LARGO — What do city residents do for a living?
How old are they?
Did they go to college, start new businesses or earn more than those elsewhere?
Answers to these questions and more were at the heart of an economic profile on Largo created by the city to give prospective businesses an idea of just what sorts of folks make up Largo's residential and labor force.
When supplemented with data from the U.S. Census Bureau, the report creates a picture-by-numbers of just who makes up the fabric of the community — and how Largo's population stacks up to residents elsewhere.
As for its utility to prospective developers or corporations looking to move into the city, the profile's use is clear.
"We wanted people to be able to make an apples-to-apples comparison to other areas and even in other states," said Teresa Brydon, the city's economic development manager. "Anybody who has an interest in figuring out where and how to market Largo — now they have really viable information they didn't have any prior knowledge of."
The data also may be useful for some dinnertime trivia.
Indeed, businesses and residents alike may not know things like:
• Largo has grown by at least 55 acres every year since 2007, mostly through annexations.

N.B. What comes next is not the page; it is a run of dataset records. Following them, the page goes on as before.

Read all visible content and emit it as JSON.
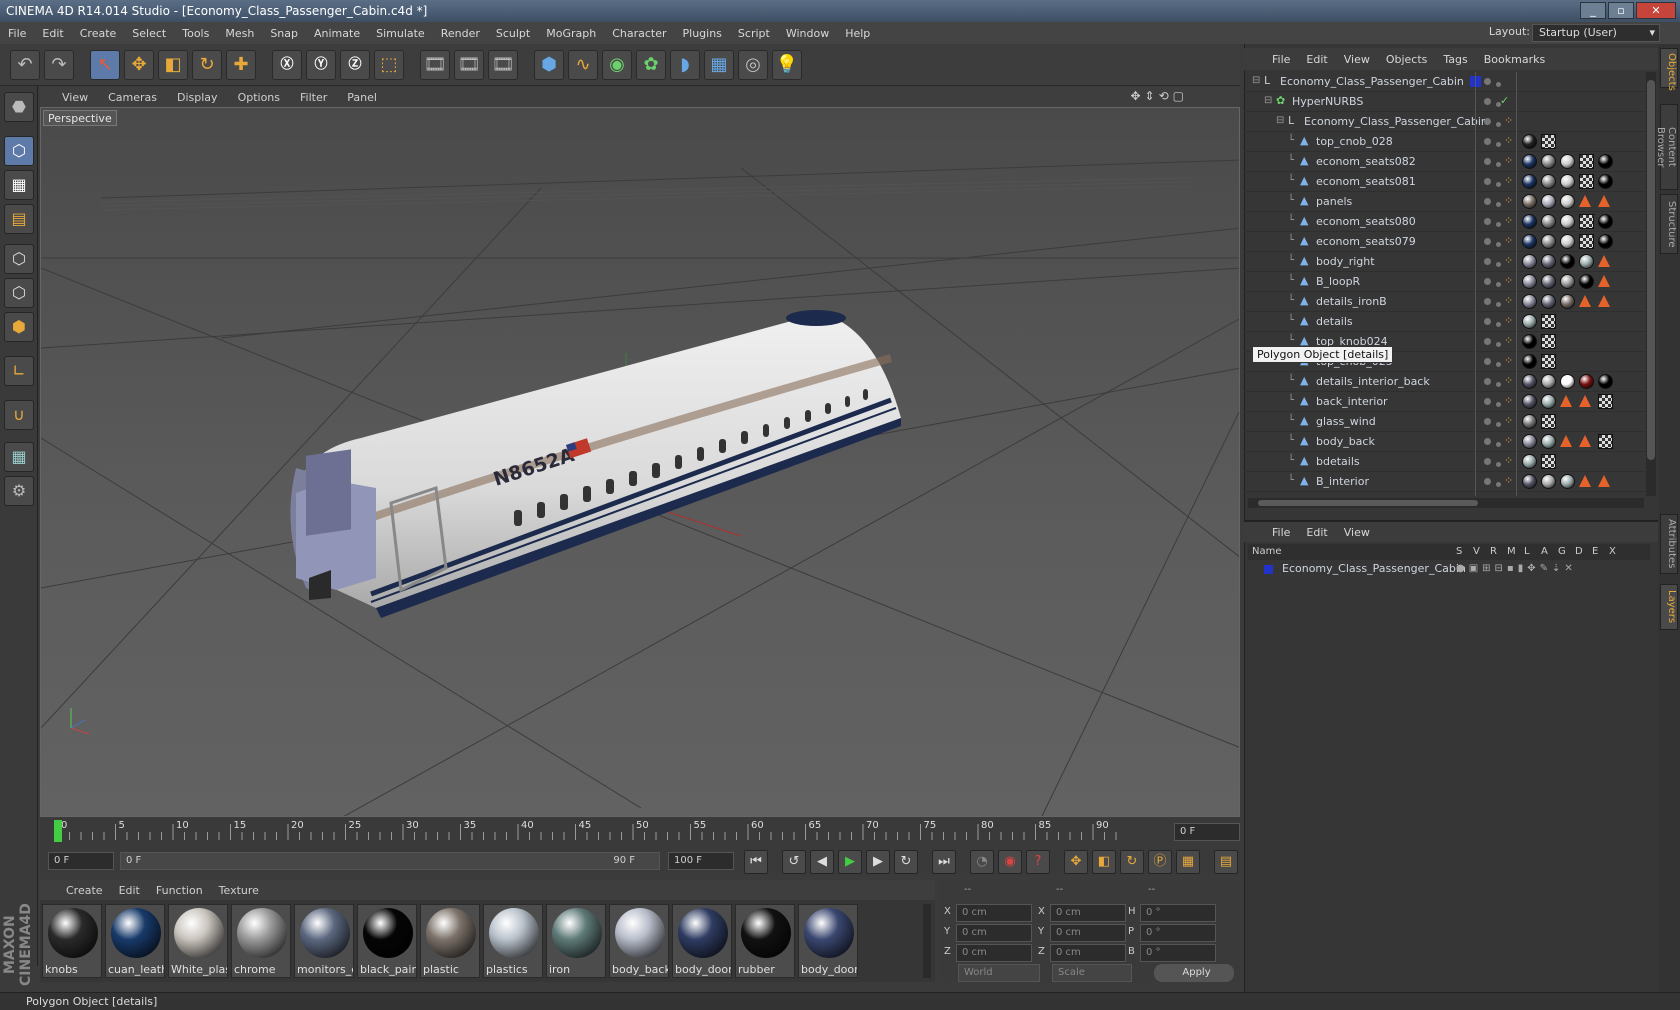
{
  "window": {
    "title": "CINEMA 4D R14.014 Studio - [Economy_Class_Passenger_Cabin.c4d *]"
  },
  "menu": [
    "File",
    "Edit",
    "Create",
    "Select",
    "Tools",
    "Mesh",
    "Snap",
    "Animate",
    "Simulate",
    "Render",
    "Sculpt",
    "MoGraph",
    "Character",
    "Plugins",
    "Script",
    "Window",
    "Help"
  ],
  "layout": {
    "label": "Layout:",
    "value": "Startup (User)"
  },
  "viewport": {
    "menu": [
      "View",
      "Cameras",
      "Display",
      "Options",
      "Filter",
      "Panel"
    ],
    "label": "Perspective",
    "registration": "N8652A"
  },
  "timeline": {
    "ticks": [
      "0",
      "5",
      "10",
      "15",
      "20",
      "25",
      "30",
      "35",
      "40",
      "45",
      "50",
      "55",
      "60",
      "65",
      "70",
      "75",
      "80",
      "85",
      "90"
    ],
    "current_frame": "0 F",
    "start": "0 F",
    "range_start": "0 F",
    "range_end": "90 F",
    "end": "100 F"
  },
  "materials": {
    "menu": [
      "Create",
      "Edit",
      "Function",
      "Texture"
    ],
    "items": [
      {
        "label": "knobs",
        "color": "#2a2a2a"
      },
      {
        "label": "cuan_leath",
        "color": "#183a6a"
      },
      {
        "label": "White_plas",
        "color": "#c9c4bd"
      },
      {
        "label": "chrome",
        "color": "#9a9a9a"
      },
      {
        "label": "monitors_e",
        "color": "#5c6880"
      },
      {
        "label": "black_pain",
        "color": "#050505"
      },
      {
        "label": "plastic",
        "color": "#7c726a"
      },
      {
        "label": "plastics",
        "color": "#b9c2cc"
      },
      {
        "label": "iron",
        "color": "#5e7a78"
      },
      {
        "label": "body_back",
        "color": "#b7bdca"
      },
      {
        "label": "body_door",
        "color": "#2f3c62"
      },
      {
        "label": "rubber",
        "color": "#111111"
      },
      {
        "label": "body_door",
        "color": "#3a4770"
      }
    ]
  },
  "coords": {
    "header": [
      "--",
      "--",
      "--"
    ],
    "rows": [
      {
        "a": "X",
        "av": "0 cm",
        "b": "X",
        "bv": "0 cm",
        "c": "H",
        "cv": "0 °"
      },
      {
        "a": "Y",
        "av": "0 cm",
        "b": "Y",
        "bv": "0 cm",
        "c": "P",
        "cv": "0 °"
      },
      {
        "a": "Z",
        "av": "0 cm",
        "b": "Z",
        "bv": "0 cm",
        "c": "B",
        "cv": "0 °"
      }
    ],
    "mode": "World",
    "scale": "Scale",
    "apply": "Apply"
  },
  "objects": {
    "menu": [
      "File",
      "Edit",
      "View",
      "Objects",
      "Tags",
      "Bookmarks"
    ],
    "rows": [
      {
        "name": "Economy_Class_Passenger_Cabin",
        "level": 0,
        "icon": "null-icon",
        "tags": []
      },
      {
        "name": "HyperNURBS",
        "level": 1,
        "icon": "hypernurbs-icon",
        "tags": []
      },
      {
        "name": "Economy_Class_Passenger_Cabin",
        "level": 2,
        "icon": "null-icon",
        "tags": []
      },
      {
        "name": "top_cnob_028",
        "level": 3,
        "icon": "polygon-icon",
        "tags": [
          "#222",
          "chk"
        ]
      },
      {
        "name": "econom_seats082",
        "level": 3,
        "icon": "polygon-icon",
        "tags": [
          "#1c3563",
          "#888",
          "#ccc",
          "chk",
          "#000"
        ]
      },
      {
        "name": "econom_seats081",
        "level": 3,
        "icon": "polygon-icon",
        "tags": [
          "#1c3563",
          "#888",
          "#ccc",
          "chk",
          "#000"
        ]
      },
      {
        "name": "panels",
        "level": 3,
        "icon": "polygon-icon",
        "tags": [
          "#7a6e66",
          "#aab",
          "#ccc",
          "tri",
          "tri"
        ]
      },
      {
        "name": "econom_seats080",
        "level": 3,
        "icon": "polygon-icon",
        "tags": [
          "#1c3563",
          "#888",
          "#ccc",
          "chk",
          "#000"
        ]
      },
      {
        "name": "econom_seats079",
        "level": 3,
        "icon": "polygon-icon",
        "tags": [
          "#1c3563",
          "#888",
          "#ccc",
          "chk",
          "#000"
        ]
      },
      {
        "name": "body_right",
        "level": 3,
        "icon": "polygon-icon",
        "tags": [
          "#889",
          "#667",
          "#000",
          "#9aa",
          "tri"
        ]
      },
      {
        "name": "B_loopR",
        "level": 3,
        "icon": "polygon-icon",
        "tags": [
          "#889",
          "#667",
          "#999",
          "#000",
          "tri"
        ]
      },
      {
        "name": "details_ironB",
        "level": 3,
        "icon": "polygon-icon",
        "tags": [
          "#889",
          "#667",
          "#7a6e66",
          "tri",
          "tri"
        ]
      },
      {
        "name": "details",
        "level": 3,
        "icon": "polygon-icon",
        "tags": [
          "#9aa",
          "chk"
        ]
      },
      {
        "name": "top_knob024",
        "level": 3,
        "icon": "polygon-icon",
        "tags": [
          "#000",
          "chk"
        ]
      },
      {
        "name": "top_cnob_025",
        "level": 3,
        "icon": "polygon-icon",
        "tags": [
          "#000",
          "chk"
        ]
      },
      {
        "name": "details_interior_back",
        "level": 3,
        "icon": "polygon-icon",
        "tags": [
          "#556",
          "#aaa",
          "#fff",
          "#7a1111",
          "#000"
        ]
      },
      {
        "name": "back_interior",
        "level": 3,
        "icon": "polygon-icon",
        "tags": [
          "#556",
          "#9aa",
          "tri",
          "tri",
          "chk"
        ]
      },
      {
        "name": "glass_wind",
        "level": 3,
        "icon": "polygon-icon",
        "tags": [
          "#777",
          "chk"
        ]
      },
      {
        "name": "body_back",
        "level": 3,
        "icon": "polygon-icon",
        "tags": [
          "#889",
          "#9aa",
          "tri",
          "tri",
          "chk"
        ]
      },
      {
        "name": "bdetails",
        "level": 3,
        "icon": "polygon-icon",
        "tags": [
          "#9aa",
          "chk"
        ]
      },
      {
        "name": "B_interior",
        "level": 3,
        "icon": "polygon-icon",
        "tags": [
          "#556",
          "#aaa",
          "#9aa",
          "tri",
          "tri"
        ]
      }
    ],
    "tooltip": "Polygon Object [details]"
  },
  "layers": {
    "menu": [
      "File",
      "Edit",
      "View"
    ],
    "columns": [
      "Name",
      "S",
      "V",
      "R",
      "M",
      "L",
      "A",
      "G",
      "D",
      "E",
      "X"
    ],
    "row": "Economy_Class_Passenger_Cabin"
  },
  "sidetabs": [
    "Objects",
    "Content Browser",
    "Structure",
    "Attributes",
    "Layers"
  ],
  "status": "Polygon Object [details]",
  "brand": "MAXON CINEMA4D"
}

Between 2008 and '09, Largo grew by about 1,000 residents, to 76,199, while the county's total population shrank by 3,000.
• Nearly 6 percent of city residents — 4,074 people — are over 85, while 4.3 percent are under 5 years old.
• The median age in the city is nearly 49. In all of Pinellas County, the median age is 43.
• About 47 percent of Largo residents have at least attended college, compared with the 16 percent without a high school diploma — about the same number as 20 years ago.
• Median annual household income in Largo is $38,561 — about $14,000 less than the national average.
• Of the 44,734 people employed in the city, 15,729 workers earn paychecks from the service industry, which includes positions like nursing and vehicle repair.
Largo is also slightly more diverse than it used to be. In years past, the city's white population was higher than 90 percent. As of 2008, that number had fallen to 88 percent.
Of note also is the city's growing Hispanic population. According to the American Community Survey, Largo's population was 15 percent Hispanic, compared with 7.4 percent countywide in 2009. In 1990, Largo's Hispanic population was 12 percent.
The cost of living is relatively low in Pinellas County, with a Council for Community and Economic Research composite cost of living index rating at 93.5, compared with 132.5 in Boston and 217.5 in Manhattan.
Of all the categories in the index, housing was one of Largo's strong suits, scoring 16 points below the national average on a scale of 100.
"I was very surprised and very impressed by the number of people working in Largo," said Vice Mayor Robert Murray when he saw some of the numbers at a city work session Tuesday.
Largo's unemployment rate is 10.6 percent, compared with 11.1 percent in the Tampa Bay area. In addition, 122 new businesses opened in the city in 2010.
Dominick Tao can be reached at firstname.lastname@example.org or (727) 580-2951.